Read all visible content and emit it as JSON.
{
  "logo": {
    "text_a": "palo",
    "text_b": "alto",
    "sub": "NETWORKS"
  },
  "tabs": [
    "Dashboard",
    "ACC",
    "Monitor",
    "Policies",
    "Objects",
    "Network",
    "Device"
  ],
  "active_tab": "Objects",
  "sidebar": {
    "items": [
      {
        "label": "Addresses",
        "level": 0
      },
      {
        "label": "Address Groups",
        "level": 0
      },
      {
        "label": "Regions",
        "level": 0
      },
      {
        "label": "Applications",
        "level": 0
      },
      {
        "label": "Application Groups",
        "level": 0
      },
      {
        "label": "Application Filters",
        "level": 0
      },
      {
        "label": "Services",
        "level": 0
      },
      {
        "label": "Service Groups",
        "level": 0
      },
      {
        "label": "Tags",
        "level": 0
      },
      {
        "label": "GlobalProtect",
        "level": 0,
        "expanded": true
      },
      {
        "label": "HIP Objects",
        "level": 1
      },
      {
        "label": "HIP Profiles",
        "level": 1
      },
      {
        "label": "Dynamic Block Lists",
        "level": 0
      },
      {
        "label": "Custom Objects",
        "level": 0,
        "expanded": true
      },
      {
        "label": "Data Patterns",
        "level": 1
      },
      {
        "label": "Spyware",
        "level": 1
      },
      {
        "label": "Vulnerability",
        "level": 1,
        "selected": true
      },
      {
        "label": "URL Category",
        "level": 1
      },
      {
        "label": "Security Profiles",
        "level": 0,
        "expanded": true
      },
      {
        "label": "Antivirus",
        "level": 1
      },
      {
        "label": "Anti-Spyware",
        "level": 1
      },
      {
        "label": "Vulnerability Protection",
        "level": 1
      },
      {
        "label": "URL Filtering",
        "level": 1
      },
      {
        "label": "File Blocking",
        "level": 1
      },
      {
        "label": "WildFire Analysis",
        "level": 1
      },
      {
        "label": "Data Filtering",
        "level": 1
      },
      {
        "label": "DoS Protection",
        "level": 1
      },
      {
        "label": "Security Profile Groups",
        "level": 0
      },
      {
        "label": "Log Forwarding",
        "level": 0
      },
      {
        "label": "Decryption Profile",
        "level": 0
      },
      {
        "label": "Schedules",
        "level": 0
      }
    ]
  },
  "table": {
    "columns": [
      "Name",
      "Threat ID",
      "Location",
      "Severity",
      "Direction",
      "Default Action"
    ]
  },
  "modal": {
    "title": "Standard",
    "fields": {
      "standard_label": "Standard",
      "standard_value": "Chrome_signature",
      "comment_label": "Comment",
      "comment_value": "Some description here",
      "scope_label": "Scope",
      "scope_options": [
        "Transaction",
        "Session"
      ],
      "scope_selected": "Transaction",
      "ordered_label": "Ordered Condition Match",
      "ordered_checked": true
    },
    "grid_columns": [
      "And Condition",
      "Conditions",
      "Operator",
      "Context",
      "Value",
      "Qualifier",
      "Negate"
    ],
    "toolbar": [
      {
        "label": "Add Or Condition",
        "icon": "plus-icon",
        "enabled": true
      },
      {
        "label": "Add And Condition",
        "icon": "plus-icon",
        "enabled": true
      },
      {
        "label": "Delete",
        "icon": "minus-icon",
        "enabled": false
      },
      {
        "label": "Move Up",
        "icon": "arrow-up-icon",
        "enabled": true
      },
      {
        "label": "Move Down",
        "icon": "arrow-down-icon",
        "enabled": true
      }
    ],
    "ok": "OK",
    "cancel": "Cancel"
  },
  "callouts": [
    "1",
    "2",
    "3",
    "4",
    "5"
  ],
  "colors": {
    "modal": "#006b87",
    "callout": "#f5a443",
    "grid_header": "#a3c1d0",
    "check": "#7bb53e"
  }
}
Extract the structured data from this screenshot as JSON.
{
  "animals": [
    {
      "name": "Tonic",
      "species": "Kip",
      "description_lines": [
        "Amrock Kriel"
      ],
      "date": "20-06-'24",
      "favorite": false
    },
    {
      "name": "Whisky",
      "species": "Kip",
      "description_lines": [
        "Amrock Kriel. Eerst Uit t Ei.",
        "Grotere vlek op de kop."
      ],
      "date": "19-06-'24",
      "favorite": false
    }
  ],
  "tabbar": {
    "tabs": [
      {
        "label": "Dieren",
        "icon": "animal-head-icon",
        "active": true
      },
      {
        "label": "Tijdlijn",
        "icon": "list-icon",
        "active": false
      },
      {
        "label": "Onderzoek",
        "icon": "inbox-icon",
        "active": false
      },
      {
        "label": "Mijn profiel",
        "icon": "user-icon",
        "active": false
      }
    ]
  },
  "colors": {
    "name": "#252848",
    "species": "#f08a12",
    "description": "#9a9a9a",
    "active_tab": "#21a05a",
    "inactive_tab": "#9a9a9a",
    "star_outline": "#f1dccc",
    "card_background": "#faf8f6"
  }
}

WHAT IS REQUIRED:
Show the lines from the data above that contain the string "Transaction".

PROBLEM SOLUTION:
        "Transaction",
      "scope_selected": "Transaction",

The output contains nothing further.